Data items
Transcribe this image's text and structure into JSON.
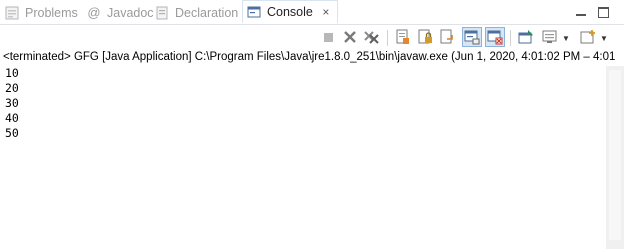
{
  "tabs": [
    {
      "label": "Problems",
      "icon": "problems-icon",
      "active": false
    },
    {
      "label": "Javadoc",
      "icon": "at-sign-icon",
      "active": false
    },
    {
      "label": "Declaration",
      "icon": "declaration-icon",
      "active": false
    },
    {
      "label": "Console",
      "icon": "console-icon",
      "active": true
    }
  ],
  "tab_close_glyph": "×",
  "at_glyph": "@",
  "status": "<terminated> GFG [Java Application] C:\\Program Files\\Java\\jre1.8.0_251\\bin\\javaw.exe  (Jun 1, 2020, 4:01:02 PM – 4:01",
  "output": [
    "10",
    "20",
    "30",
    "40",
    "50"
  ],
  "colors": {
    "accent": "#3a7bd5",
    "toggled_bg": "#d7e6f5"
  }
}
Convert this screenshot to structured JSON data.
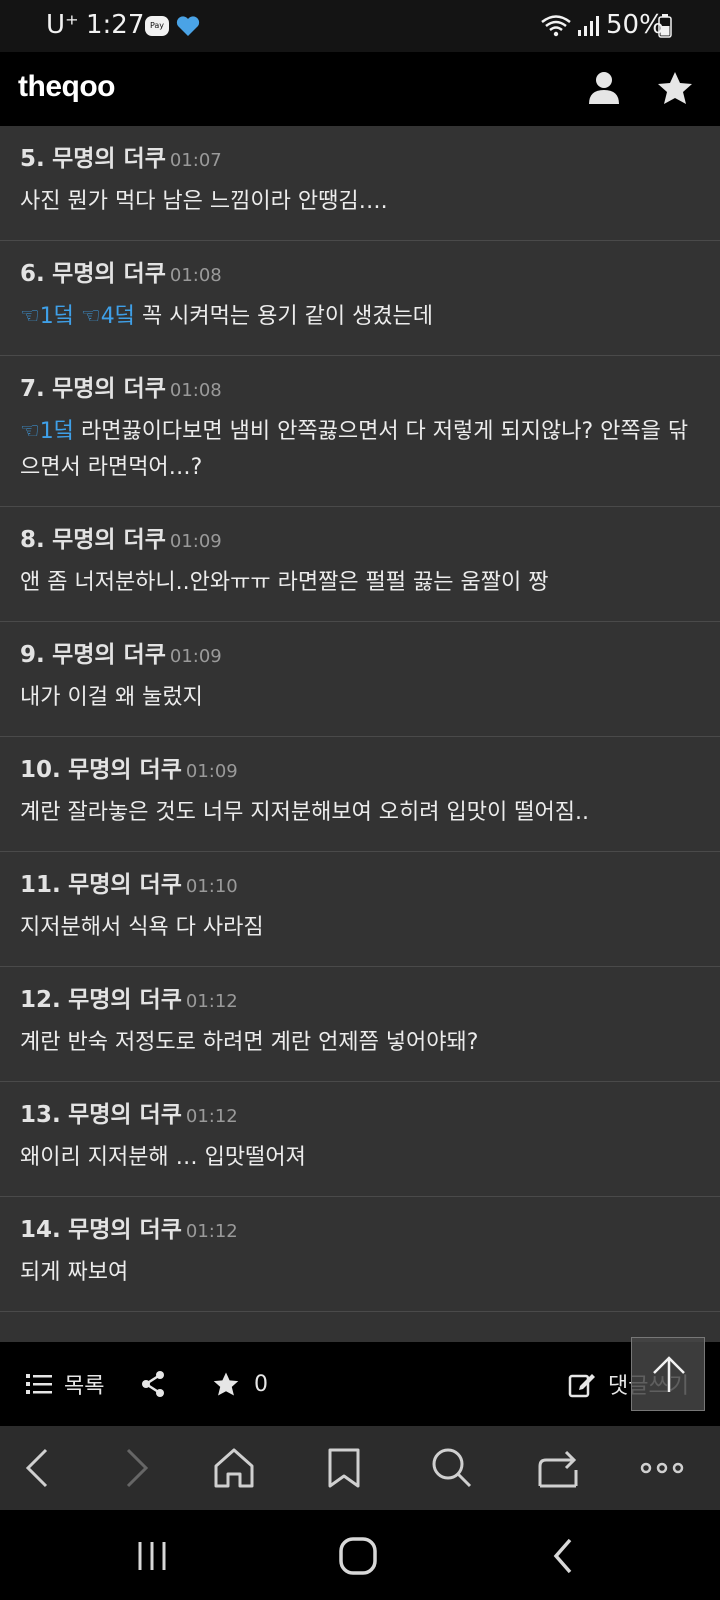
{
  "status_bar": {
    "carrier": "U⁺",
    "time": "1:27",
    "pay_badge": "Pay",
    "battery": "50%"
  },
  "app": {
    "title": "theqoo"
  },
  "comments": [
    {
      "num": "5.",
      "author": "무명의 더쿠",
      "time": "01:07",
      "mentions": [],
      "text": "사진 뭔가 먹다 남은 느낌이라 안땡김…."
    },
    {
      "num": "6.",
      "author": "무명의 더쿠",
      "time": "01:08",
      "mentions": [
        "☜1덬",
        "☜4덬"
      ],
      "text": "꼭 시켜먹는 용기 같이 생겼는데"
    },
    {
      "num": "7.",
      "author": "무명의 더쿠",
      "time": "01:08",
      "mentions": [
        "☜1덬"
      ],
      "text": "라면끓이다보면 냄비 안쪽끓으면서 다 저렇게 되지않나? 안쪽을 닦으면서 라면먹어…?"
    },
    {
      "num": "8.",
      "author": "무명의 더쿠",
      "time": "01:09",
      "mentions": [],
      "text": "앤 좀 너저분하니..안와ㅠㅠ 라면짤은 펄펄 끓는 움짤이 짱"
    },
    {
      "num": "9.",
      "author": "무명의 더쿠",
      "time": "01:09",
      "mentions": [],
      "text": "내가 이걸 왜 눌렀지"
    },
    {
      "num": "10.",
      "author": "무명의 더쿠",
      "time": "01:09",
      "mentions": [],
      "text": "계란 잘라놓은 것도 너무 지저분해보여 오히려 입맛이 떨어짐.."
    },
    {
      "num": "11.",
      "author": "무명의 더쿠",
      "time": "01:10",
      "mentions": [],
      "text": "지저분해서 식욕 다 사라짐"
    },
    {
      "num": "12.",
      "author": "무명의 더쿠",
      "time": "01:12",
      "mentions": [],
      "text": "계란 반숙 저정도로 하려면 계란 언제쯤 넣어야돼?"
    },
    {
      "num": "13.",
      "author": "무명의 더쿠",
      "time": "01:12",
      "mentions": [],
      "text": "왜이리 지저분해 … 입맛떨어져"
    },
    {
      "num": "14.",
      "author": "무명의 더쿠",
      "time": "01:12",
      "mentions": [],
      "text": "되게 짜보여"
    }
  ],
  "action_bar": {
    "list_label": "목록",
    "favorite_count": "0",
    "write_label": "댓글쓰기"
  },
  "colors": {
    "mention": "#3fa0e8",
    "background": "#333333"
  }
}
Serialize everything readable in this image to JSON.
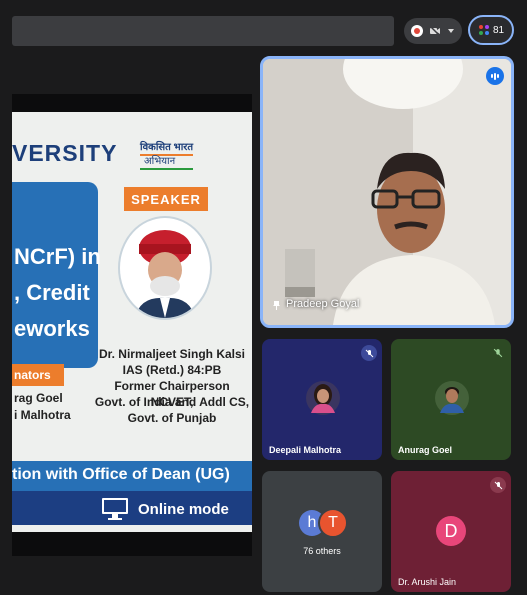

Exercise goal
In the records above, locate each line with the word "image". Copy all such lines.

Response box
Transcribe this image's text and structure into JSON.
Serialize everything readable in this image to JSON.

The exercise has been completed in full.